Salix exigua is a shrub to 3 m tall, extensively colonial, many thin stems, bark reddish-brown, new growth whitish-hairy, becoming green and smooth, stipules tiny, or none.
Leaves alternate, linear, 5-14 cm long, 0.5-1.4 cm wide, pointed at both ends, margin with distant, tiny, spine-like teeth, new leaves hairy becoming smooth, both sides pale gray-green, plants attacked by insects produce hairier leaves; leaf stalk very short.
Flowers Dioecious, in catkins, often produced twice, spring and summer, short, pale yellow in small clusters.
Fruit dry capsules 0.5-0.8 cm long.
Wetland status: OBL.
Frequency in NYC: Infrequent.
Origin: Native to the Western United States (USDA, NRCS 2010).
Habitat: Open wetlands, usually planted, naturalized, soil pH 6-8.5 (USDA, NRCS 2010).

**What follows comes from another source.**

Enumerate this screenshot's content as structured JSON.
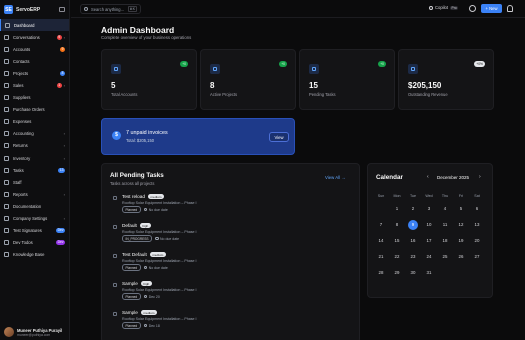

Notes: Leaves eaten by small, shiny black beetles, Plagiodera versicolora (the imported willow leaf beetle, see S. discolor) (Johnson and Lyon 1991; Stokes 1983).